**EXERCISE PROMPT**
From the entries below, copy each line in which the word "icon" occurs.

DATA IN THIS EXERCISE below:

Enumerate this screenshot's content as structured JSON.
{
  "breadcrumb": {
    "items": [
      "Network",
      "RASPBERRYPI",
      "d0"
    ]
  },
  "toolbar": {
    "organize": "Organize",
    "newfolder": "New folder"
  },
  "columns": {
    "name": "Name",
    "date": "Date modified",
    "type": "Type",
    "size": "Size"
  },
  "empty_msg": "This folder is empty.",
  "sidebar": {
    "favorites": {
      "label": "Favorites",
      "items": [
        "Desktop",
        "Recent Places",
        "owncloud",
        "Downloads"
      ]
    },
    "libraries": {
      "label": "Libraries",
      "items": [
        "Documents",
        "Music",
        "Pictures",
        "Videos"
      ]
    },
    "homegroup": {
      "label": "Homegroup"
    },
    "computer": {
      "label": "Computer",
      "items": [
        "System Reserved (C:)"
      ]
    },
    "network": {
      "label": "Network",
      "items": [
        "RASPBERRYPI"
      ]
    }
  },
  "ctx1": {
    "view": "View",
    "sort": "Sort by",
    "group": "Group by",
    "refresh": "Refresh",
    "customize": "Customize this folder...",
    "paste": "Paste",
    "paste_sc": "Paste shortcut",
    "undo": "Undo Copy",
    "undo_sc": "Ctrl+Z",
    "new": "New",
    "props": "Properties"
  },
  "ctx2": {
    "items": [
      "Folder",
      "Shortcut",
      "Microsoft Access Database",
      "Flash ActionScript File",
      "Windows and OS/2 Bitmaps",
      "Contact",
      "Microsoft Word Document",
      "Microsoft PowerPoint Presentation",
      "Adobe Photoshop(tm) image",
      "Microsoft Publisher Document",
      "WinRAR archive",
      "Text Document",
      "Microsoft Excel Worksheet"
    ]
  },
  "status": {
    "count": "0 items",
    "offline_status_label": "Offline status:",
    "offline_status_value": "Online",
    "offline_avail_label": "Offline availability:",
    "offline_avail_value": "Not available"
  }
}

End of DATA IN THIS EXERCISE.
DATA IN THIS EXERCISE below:

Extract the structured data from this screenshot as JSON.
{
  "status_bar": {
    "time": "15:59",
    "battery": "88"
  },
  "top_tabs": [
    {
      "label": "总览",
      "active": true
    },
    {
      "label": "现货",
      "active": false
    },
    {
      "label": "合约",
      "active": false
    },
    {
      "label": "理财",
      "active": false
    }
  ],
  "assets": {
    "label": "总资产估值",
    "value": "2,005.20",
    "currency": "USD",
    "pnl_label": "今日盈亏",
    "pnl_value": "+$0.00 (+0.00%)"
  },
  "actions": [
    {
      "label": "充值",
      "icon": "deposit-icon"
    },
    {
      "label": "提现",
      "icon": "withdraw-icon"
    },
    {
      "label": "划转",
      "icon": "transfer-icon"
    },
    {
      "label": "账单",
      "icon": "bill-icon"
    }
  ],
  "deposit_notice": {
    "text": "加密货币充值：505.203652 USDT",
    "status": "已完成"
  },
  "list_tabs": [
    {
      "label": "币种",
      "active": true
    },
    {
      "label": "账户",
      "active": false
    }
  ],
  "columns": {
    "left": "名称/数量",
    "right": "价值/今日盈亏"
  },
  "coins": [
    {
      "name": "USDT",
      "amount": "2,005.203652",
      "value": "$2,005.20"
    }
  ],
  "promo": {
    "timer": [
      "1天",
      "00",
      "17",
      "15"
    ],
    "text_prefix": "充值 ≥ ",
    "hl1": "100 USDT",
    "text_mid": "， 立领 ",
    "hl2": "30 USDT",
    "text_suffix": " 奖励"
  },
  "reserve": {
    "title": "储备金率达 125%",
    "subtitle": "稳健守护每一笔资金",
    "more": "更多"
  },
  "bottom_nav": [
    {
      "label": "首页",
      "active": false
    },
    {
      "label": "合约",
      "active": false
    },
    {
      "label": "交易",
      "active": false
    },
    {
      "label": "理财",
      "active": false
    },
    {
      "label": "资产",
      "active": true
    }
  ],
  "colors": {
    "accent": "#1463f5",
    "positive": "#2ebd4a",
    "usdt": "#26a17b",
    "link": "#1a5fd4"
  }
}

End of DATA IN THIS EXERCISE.

**ANSWER TO THIS PROBLEM**
      "icon": "deposit-icon"
      "icon": "withdraw-icon"
      "icon": "transfer-icon"
      "icon": "bill-icon"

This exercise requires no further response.